Dataset rows describing interfaces:
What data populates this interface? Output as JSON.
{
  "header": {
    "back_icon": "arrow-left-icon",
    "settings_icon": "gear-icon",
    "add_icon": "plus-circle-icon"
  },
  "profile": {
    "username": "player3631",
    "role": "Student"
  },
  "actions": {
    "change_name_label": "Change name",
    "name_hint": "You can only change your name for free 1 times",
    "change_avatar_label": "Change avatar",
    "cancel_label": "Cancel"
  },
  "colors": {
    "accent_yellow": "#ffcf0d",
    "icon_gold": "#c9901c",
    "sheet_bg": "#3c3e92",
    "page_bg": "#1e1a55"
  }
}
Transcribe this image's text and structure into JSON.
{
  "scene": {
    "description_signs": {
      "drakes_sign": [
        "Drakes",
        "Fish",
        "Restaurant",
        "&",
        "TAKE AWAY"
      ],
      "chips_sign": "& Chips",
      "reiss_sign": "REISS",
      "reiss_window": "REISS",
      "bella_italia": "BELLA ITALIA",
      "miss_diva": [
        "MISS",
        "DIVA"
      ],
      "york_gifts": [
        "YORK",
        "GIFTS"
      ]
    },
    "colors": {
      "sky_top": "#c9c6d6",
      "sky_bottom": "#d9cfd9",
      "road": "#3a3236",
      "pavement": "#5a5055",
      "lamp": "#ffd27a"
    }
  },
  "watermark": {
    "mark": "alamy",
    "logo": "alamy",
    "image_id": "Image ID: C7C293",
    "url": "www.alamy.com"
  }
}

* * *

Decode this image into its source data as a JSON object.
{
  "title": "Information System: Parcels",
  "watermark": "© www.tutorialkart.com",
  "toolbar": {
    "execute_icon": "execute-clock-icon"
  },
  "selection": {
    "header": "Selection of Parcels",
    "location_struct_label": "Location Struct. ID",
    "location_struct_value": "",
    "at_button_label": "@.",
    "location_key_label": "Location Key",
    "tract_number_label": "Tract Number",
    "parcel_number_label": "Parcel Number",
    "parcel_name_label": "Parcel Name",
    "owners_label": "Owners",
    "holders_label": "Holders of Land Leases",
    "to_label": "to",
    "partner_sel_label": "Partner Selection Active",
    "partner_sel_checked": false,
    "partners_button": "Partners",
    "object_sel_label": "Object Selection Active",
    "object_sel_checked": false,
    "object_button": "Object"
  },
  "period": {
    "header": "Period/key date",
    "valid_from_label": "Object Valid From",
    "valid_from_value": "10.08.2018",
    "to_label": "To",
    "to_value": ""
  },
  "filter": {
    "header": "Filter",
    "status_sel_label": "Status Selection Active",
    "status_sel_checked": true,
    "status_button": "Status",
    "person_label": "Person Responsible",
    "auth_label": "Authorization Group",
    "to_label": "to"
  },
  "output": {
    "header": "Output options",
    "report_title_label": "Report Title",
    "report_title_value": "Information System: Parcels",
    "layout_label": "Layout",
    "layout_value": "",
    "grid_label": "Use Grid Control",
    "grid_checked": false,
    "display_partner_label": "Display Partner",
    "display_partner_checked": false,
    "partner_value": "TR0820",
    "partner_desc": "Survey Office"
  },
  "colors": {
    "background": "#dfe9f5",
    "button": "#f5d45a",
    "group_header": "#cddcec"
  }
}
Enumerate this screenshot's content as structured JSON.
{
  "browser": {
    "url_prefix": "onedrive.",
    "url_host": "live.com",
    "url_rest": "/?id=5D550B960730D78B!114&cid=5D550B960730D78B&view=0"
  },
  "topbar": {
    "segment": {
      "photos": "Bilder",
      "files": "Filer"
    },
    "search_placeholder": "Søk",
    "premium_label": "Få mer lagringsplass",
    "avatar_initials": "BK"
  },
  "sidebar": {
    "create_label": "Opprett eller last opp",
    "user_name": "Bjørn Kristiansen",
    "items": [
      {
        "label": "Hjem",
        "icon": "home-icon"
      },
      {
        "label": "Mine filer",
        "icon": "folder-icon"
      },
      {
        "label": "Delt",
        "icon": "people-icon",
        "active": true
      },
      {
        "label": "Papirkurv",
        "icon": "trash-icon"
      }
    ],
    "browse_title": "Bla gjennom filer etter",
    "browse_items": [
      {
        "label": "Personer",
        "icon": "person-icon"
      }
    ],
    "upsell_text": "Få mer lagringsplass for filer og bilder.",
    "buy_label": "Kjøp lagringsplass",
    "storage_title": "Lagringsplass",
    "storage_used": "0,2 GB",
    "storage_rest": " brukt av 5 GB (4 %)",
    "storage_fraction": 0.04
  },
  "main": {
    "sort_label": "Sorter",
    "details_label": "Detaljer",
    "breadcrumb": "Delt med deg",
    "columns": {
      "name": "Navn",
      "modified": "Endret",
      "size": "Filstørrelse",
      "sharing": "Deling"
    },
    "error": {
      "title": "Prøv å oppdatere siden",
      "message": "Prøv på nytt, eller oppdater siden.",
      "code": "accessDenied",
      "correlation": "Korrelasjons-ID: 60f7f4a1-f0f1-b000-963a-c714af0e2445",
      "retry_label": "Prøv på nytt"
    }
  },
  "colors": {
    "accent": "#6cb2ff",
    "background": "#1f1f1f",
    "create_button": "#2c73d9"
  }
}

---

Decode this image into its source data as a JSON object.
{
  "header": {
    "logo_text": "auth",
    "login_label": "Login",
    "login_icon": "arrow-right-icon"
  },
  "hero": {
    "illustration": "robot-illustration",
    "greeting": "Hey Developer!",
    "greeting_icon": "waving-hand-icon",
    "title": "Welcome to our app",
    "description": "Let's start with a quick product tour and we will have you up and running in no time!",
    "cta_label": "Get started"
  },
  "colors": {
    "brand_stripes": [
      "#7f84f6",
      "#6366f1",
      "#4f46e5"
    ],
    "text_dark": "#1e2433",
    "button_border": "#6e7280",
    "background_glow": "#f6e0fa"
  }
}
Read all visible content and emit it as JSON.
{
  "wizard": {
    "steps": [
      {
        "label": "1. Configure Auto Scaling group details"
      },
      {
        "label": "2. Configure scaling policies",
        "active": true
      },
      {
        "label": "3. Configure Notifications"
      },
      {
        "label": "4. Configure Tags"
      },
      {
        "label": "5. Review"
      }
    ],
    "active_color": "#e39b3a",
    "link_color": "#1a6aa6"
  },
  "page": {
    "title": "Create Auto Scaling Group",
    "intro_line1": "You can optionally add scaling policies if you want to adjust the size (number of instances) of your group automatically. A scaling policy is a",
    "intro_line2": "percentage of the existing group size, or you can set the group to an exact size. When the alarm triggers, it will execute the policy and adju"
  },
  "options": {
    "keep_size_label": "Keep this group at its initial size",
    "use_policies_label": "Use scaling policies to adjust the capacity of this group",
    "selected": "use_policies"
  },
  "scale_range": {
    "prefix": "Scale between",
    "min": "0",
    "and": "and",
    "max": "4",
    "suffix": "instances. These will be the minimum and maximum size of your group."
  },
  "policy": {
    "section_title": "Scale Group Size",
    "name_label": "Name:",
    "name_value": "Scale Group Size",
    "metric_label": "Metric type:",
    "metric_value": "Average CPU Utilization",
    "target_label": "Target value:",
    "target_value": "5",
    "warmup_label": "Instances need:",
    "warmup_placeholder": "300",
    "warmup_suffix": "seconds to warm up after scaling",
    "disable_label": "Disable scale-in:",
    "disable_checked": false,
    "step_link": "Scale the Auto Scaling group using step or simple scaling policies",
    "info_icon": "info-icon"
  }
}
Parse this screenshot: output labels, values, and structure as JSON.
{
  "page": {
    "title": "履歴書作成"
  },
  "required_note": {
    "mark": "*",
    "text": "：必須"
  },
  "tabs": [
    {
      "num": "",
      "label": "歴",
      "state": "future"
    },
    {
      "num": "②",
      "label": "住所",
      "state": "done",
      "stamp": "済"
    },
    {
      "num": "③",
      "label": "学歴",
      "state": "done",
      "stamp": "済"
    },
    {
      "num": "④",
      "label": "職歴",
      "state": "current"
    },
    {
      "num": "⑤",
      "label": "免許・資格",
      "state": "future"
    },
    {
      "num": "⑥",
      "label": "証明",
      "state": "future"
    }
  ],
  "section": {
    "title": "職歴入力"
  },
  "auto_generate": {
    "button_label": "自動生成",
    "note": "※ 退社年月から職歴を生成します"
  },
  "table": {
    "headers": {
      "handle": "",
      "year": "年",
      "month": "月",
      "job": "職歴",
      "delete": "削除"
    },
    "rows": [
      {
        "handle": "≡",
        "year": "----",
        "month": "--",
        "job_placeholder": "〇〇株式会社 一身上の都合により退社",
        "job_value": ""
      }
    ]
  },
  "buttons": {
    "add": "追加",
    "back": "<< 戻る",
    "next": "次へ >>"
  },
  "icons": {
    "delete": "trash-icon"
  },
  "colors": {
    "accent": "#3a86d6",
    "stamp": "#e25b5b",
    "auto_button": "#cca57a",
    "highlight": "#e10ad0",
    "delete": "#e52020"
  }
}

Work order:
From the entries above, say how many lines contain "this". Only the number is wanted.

Worked solution:
8